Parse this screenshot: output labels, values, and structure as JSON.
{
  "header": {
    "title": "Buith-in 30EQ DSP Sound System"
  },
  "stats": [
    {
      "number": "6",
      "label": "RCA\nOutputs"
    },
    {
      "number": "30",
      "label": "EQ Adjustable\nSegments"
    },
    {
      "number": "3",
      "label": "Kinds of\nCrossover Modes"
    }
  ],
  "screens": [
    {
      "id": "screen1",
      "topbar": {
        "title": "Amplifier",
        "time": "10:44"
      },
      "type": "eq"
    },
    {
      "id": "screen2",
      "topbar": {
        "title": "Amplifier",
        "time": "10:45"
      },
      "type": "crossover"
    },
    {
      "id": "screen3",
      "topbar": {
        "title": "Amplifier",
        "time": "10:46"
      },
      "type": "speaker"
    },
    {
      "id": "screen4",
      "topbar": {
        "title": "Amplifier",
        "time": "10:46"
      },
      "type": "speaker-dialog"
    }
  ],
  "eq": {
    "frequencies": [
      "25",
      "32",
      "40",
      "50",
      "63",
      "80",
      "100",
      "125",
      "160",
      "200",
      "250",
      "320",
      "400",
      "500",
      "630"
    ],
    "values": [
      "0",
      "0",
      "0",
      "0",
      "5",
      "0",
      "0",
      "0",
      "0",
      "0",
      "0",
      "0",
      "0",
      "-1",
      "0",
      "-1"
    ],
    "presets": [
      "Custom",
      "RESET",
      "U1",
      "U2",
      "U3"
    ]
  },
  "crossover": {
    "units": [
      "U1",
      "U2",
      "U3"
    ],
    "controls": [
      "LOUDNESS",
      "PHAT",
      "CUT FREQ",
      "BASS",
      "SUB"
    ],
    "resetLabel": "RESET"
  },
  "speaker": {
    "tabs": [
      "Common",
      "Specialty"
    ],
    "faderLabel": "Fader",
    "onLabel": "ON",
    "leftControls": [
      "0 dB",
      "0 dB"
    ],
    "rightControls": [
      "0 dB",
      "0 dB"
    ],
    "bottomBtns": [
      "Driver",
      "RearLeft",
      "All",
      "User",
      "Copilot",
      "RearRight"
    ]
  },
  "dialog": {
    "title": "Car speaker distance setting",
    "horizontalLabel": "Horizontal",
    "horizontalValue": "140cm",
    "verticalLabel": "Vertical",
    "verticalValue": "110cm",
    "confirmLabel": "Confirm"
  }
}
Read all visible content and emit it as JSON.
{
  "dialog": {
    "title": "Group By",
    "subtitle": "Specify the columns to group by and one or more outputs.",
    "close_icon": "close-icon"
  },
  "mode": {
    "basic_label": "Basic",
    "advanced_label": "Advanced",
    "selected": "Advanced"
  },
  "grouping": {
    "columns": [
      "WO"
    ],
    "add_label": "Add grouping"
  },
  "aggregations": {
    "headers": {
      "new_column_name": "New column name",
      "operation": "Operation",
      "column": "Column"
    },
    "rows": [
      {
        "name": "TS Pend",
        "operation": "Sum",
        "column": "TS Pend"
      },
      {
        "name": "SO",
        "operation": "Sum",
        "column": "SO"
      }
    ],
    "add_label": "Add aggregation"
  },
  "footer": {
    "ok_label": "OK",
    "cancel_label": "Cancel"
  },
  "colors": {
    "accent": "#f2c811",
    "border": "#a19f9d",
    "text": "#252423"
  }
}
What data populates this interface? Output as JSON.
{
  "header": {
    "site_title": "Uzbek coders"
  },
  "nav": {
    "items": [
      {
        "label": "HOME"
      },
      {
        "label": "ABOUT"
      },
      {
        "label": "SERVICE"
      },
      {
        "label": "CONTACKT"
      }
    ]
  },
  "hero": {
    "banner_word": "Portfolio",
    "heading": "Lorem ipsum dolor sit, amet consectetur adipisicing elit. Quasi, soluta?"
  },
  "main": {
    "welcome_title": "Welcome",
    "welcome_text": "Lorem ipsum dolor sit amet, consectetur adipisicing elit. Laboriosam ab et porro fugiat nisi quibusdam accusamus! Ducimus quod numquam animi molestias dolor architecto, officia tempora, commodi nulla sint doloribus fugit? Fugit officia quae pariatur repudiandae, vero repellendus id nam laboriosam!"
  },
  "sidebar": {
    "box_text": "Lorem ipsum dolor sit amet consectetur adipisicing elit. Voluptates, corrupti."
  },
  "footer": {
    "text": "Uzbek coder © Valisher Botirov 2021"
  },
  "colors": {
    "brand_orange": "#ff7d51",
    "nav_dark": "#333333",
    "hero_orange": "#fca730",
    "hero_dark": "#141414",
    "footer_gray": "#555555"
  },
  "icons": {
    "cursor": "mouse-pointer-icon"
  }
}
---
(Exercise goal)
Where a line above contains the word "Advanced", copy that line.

(Completed task)
    "advanced_label": "Advanced",
    "selected": "Advanced"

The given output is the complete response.